■ **Aim of the task**: Records follow. Select each line holding "functions".
****************************************
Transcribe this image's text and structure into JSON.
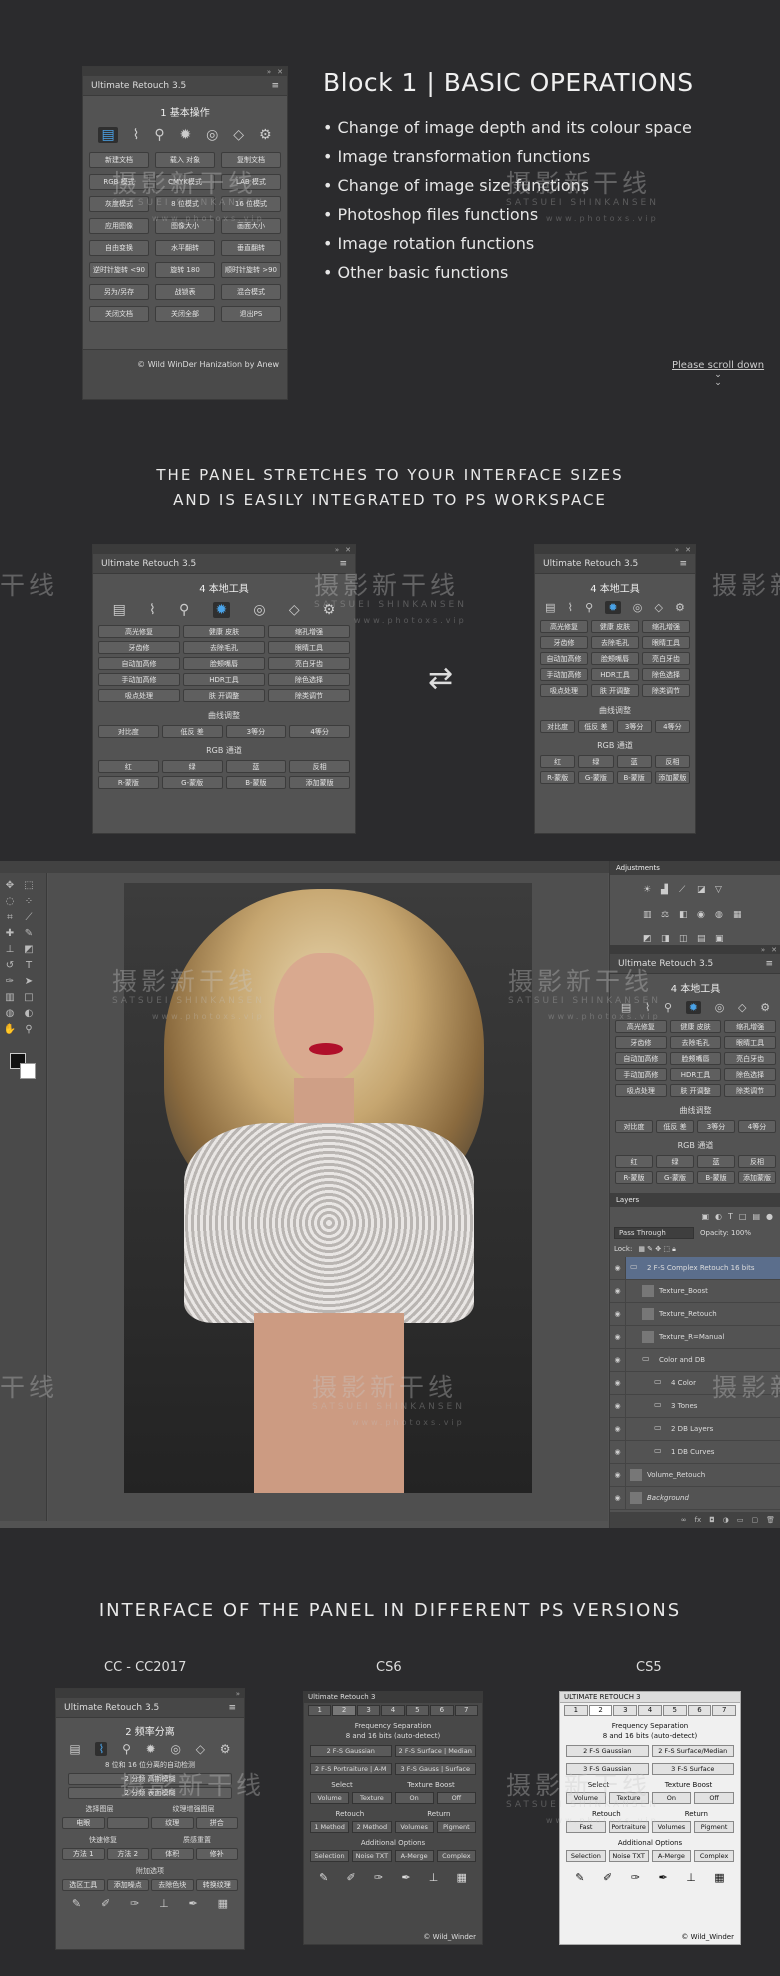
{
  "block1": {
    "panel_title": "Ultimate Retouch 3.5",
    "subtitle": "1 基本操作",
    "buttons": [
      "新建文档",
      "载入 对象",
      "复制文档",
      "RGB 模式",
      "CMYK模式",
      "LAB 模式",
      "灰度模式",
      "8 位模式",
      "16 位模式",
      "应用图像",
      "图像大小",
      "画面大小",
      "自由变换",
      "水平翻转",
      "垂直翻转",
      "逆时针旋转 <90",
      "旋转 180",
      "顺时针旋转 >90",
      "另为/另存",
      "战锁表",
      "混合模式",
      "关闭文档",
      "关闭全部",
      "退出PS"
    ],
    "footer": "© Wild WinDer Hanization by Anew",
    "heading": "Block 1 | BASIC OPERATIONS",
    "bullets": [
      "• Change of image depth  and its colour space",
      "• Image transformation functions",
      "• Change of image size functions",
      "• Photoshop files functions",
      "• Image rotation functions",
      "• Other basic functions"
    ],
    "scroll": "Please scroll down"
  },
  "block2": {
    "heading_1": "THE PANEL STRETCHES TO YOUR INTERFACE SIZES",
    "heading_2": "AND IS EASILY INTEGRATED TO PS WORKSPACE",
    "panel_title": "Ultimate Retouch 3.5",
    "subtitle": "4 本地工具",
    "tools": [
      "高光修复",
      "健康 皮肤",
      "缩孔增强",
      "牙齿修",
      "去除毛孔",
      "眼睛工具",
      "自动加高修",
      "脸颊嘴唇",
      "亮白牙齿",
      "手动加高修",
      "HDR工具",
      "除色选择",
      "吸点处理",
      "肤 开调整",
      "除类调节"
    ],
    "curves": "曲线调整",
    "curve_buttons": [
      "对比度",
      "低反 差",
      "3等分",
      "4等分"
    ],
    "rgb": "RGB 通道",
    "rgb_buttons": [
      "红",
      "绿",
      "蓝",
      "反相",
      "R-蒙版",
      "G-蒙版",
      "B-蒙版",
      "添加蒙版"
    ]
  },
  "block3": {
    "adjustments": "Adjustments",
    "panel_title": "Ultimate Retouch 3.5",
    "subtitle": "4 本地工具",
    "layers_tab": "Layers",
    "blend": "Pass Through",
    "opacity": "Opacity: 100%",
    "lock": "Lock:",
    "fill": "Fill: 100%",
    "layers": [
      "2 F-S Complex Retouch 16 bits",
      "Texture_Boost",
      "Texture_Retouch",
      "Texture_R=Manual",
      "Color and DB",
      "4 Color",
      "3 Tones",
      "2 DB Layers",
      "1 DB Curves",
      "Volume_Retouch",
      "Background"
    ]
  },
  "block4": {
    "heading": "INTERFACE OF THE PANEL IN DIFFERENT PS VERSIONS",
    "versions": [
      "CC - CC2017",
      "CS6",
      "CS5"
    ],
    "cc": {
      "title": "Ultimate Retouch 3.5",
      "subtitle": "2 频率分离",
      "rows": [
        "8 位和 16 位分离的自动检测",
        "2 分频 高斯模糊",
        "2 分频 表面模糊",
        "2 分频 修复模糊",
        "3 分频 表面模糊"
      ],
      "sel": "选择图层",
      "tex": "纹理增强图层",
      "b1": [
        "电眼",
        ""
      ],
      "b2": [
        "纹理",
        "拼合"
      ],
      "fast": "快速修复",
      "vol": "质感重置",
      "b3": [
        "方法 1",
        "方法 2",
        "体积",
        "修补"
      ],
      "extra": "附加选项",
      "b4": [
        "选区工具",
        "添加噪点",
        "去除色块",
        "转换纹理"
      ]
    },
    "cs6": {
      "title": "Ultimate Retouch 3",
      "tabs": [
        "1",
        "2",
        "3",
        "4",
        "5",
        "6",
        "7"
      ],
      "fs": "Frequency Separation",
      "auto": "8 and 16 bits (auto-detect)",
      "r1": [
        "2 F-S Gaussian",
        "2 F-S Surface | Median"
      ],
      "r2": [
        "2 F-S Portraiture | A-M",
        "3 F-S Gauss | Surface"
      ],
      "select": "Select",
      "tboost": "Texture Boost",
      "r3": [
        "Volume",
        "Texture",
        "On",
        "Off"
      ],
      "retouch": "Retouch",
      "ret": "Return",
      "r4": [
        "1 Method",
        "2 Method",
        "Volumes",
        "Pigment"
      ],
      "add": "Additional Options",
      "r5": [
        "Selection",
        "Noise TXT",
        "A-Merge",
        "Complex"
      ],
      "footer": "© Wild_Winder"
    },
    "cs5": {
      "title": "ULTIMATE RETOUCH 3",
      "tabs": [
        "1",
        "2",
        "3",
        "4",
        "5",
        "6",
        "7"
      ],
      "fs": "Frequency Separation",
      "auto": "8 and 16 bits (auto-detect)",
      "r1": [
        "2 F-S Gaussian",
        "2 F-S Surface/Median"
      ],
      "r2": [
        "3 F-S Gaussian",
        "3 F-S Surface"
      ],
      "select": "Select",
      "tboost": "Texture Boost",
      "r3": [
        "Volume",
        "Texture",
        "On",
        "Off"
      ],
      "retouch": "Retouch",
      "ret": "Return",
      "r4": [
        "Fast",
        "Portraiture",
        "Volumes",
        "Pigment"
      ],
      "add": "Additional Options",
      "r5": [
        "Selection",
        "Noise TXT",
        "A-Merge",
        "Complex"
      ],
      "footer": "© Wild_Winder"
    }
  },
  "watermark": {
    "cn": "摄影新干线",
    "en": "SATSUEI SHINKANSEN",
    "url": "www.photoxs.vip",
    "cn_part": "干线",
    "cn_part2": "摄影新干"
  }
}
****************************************
■ **Answer to the problem**:
      "• Image transformation functions",
      "• Change of image size functions",
      "• Photoshop files functions",
      "• Image rotation functions",
      "• Other basic functions"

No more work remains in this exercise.